A DOUBLE FIZZLE this summer, I, Robot comes off as a C-grade Blade Runner wanna-be, with Will Smith chasing the distant footsteps of Harrison Ford. It's a pity because the film, based on the three famous robot laws of Isaac Asimov, had plenty of potential, and Smith is one of the few young stars today to show Ford's same confident charm before the camera. (I speak of Ford's early Star-Wars-and-Indiana-Jones-period ease, lately ossified into a scowl.) On DVD Dec. 14, the movie fuses sci-fi and detective genre elements in 2035 Chicago; Smith is a cop, unlike Ford's bounty hunter, but they share a common suspicion of androids who claim to have human emotions. Unfortunately, the murder Smith investigates only leads to car chases, flying glass, and CGI swarms of rebellion-minded robots, with the smart stuff getting trampled underfoot.

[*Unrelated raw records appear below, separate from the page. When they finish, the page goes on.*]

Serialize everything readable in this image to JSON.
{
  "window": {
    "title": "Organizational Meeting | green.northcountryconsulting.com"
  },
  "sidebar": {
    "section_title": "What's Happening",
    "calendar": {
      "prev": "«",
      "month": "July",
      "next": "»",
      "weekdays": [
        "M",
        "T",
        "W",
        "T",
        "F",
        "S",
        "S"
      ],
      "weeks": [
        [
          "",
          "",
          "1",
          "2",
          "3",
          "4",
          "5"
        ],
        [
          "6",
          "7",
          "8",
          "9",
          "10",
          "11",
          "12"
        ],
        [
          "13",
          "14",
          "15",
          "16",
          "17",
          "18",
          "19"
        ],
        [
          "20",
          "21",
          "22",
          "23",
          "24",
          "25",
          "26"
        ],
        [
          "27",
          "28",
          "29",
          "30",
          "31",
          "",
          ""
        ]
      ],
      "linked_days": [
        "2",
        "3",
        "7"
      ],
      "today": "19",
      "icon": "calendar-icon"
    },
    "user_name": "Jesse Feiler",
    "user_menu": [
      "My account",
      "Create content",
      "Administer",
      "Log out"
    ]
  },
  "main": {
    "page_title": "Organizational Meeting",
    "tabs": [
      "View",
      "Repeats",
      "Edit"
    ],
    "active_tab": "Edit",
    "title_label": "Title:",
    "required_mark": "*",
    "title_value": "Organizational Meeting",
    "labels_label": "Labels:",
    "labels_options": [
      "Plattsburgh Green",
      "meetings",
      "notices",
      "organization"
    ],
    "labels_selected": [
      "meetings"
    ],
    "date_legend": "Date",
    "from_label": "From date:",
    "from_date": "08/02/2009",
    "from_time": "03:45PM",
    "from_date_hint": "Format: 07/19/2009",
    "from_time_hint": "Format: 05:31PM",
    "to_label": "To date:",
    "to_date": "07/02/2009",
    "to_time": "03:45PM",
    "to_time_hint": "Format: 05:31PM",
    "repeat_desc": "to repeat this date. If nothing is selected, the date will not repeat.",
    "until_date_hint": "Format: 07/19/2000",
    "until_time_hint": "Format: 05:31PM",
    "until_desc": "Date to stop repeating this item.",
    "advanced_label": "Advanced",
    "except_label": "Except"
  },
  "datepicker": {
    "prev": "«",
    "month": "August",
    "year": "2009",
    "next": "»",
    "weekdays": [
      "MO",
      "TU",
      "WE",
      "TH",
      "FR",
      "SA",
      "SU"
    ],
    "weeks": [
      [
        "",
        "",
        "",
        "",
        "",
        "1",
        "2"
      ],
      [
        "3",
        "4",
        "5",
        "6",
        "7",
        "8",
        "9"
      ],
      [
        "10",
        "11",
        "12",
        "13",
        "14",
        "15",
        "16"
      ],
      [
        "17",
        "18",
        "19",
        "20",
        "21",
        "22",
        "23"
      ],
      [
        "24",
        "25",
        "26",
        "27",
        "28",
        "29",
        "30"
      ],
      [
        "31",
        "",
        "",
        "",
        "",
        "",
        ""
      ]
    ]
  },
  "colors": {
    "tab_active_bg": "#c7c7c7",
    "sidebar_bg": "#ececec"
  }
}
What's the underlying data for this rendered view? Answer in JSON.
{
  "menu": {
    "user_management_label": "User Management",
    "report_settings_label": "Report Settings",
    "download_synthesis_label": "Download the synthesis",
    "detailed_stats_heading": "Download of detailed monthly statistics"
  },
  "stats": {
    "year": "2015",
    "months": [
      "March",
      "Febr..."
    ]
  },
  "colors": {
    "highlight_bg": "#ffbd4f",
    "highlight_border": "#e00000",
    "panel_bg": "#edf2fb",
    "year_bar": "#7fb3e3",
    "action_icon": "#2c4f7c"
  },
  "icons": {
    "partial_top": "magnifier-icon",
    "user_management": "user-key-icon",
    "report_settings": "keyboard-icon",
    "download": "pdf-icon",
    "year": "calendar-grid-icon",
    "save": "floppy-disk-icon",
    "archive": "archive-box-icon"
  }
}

On the commentary, one senses how director Alex Proyas (Dark City) and co-writer Akiva Goldsman (an Oscar winner for A Beautiful Mind) got caught between two different scripts (one sci-fi, the other a murder mystery) and their powerful star. The studio- mandated result had to be "not grim and ultimately hopeful," per Goldsman. The cheerful outcome is a long way from Blade Runner's future noir or Robocop's police-state satire. Other extras lend little to the movie.
Even the future isn't that interesting. Smith's supposedly old-school cop wears retro Converse high-tops but drives a swoopy new Audi on highways that are always suspiciously empty. Apparently the mid–21st century's transportation problems have been solved by, yes, a monorail! When, in one of the movie's few good plot twists, an injured Smith reveals a robotic arm, I, Robot could've turned brilliant by making its robo-phobic hero a cyborg himself. But that kind of paranoid Philip K. Dick reversal may have to wait another 31 years.
DEC. 7 BRINGS The Bourne Supremacy to disc, along with The Ultimate Matrix Collection (see p.22 in this week's gift guide) and David Lynch's 1990 Wild at Heart (with cast and filmmaker interviews among other extras). Three Buster Keaton movies, including The Cameraman, are bundled with some documentaries on the silent-era star; director George Stevens also gets a tribute set containing Gunga Din. Vince Vaughn and Ben Stiller play dirty in Dodgeball: A True Underdog Story. Maria Full of Grace may earn star Catalina Sandino Moreno an Oscar nom. And Criterion has a new two-disc edition of Fritz Lang's brilliant 1931 crime thriller, M.